Federal officials say controversial immigration policies were discontinued
FARMINGTON — Attorneys for the San Juan County jail have filed a motion opposing an attempt by the U.S. government to remove itself from a federal lawsuit involving the treatment of suspected illegal immigrants.
The jail claims in the motion, filed Friday, that the U.S. government is attempting to "disclaim responsibility" for its former practice of asking local jail officials to detain people suspected of being in the country without the proper documents.
The practice is the subject of a class-action lawsuit filed in November by immigrants' rights group Somos Un Pueblo Unido.
Albuquerque attorney Scott Eaton, who is representing the jail in the lawsuit, could not be reached for comment Wednesday.
In the lawsuit, the group claims at least three immigrants were detained unlawfully at the San Juan County Adult Detention Center on behalf of U.S. Immigration and Customs Enforcement.
The immigrants — Moncerrath Gutierrez, Susana Palacios-Valencia and Ricardo Olivas — claimed in the lawsuit they were held at the jail for days, despite only being cited for minor traffic violations.
Gutierrez and Olivas are no longer plaintiffs in the lawsuit.
The group claims in the lawsuit that the detainment of an individual based solely on their immigration status is a violation of the plaintiffs' constitutional rights and requests that the U.S. District Court of New Mexico prohibit the act.

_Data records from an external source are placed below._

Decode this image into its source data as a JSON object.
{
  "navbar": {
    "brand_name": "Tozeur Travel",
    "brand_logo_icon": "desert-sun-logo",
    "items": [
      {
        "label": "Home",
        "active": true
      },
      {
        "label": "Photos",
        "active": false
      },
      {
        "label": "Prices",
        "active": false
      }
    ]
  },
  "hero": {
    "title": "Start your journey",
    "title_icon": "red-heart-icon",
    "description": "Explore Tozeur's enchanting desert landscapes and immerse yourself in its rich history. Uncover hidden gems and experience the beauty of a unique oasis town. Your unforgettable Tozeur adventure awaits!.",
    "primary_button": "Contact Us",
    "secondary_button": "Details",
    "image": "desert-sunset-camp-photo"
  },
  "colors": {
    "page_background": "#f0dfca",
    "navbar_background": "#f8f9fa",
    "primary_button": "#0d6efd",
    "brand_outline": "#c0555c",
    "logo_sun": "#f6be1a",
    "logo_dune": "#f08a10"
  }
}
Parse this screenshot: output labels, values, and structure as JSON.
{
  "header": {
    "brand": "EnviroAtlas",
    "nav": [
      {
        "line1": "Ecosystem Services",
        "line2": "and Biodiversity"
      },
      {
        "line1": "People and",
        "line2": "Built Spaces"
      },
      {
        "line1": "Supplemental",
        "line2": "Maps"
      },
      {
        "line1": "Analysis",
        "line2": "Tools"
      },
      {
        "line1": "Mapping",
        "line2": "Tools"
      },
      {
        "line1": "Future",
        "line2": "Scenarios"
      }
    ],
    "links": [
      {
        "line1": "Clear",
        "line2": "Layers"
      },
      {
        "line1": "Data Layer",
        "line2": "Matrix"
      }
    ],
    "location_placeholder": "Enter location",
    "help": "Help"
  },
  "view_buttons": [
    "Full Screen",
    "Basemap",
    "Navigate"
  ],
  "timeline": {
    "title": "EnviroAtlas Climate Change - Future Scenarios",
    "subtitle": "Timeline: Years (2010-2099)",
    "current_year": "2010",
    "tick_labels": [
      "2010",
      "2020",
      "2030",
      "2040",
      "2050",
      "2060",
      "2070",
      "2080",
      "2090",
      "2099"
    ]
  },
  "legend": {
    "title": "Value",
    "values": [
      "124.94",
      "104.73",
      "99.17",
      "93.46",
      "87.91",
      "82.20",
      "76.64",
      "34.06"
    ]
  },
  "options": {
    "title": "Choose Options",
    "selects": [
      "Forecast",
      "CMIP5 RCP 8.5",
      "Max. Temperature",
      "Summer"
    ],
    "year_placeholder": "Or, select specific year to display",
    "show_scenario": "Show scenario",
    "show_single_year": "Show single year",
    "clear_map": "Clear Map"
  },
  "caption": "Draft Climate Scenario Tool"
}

Somos Un Pueblo Unido initially sued only the jail and the San Juan County Board of Commissioners, but a federal judge ruled in March that the lawsuit challenged federal immigration policy and therefore the U.S. government would also need to be named a defendant.
Somos Un Pueblo Unido argued in a motion filed Friday that the lawsuit would not impact current immigration policies and the federal government should therefore be dismissed as a defendant.
Santa Fe attorney Kristina Martinez is representing Somos Un Pueblo Unido in the lawsuit. She said Wednesday she does not feel the federal government needs to be a party to the lawsuit.
"We were ordered by the judge to bring them in," she said. "Our position is that we don't believe they are necessary defendants. We believe the case can continue against the San Juan County defendants."
The U.S. Department of Justice said in a motion last month the entire issue is moot — ICE no longer requests that immigrants be detained at local jails, in part due to the many lawsuits challenging the practice.
U.S. trial attorney Sarah Vuong declined to comment on the lawsuit.
Under current policy, an individual can only be detained if sufficient evidence exists to show he or she entered the country illegally.
An ICE agent can request notification when a suspected illegal immigrant is released from a local jail, but only if the individual is a convicted felon, or suspected of terrorism or gang activity.
Because the policy has changed, the Justice Department asked that the lawsuit be dismissed.
The jail said in its motion Friday that the parties should exchange evidence in the case before determining whether the issue is moot.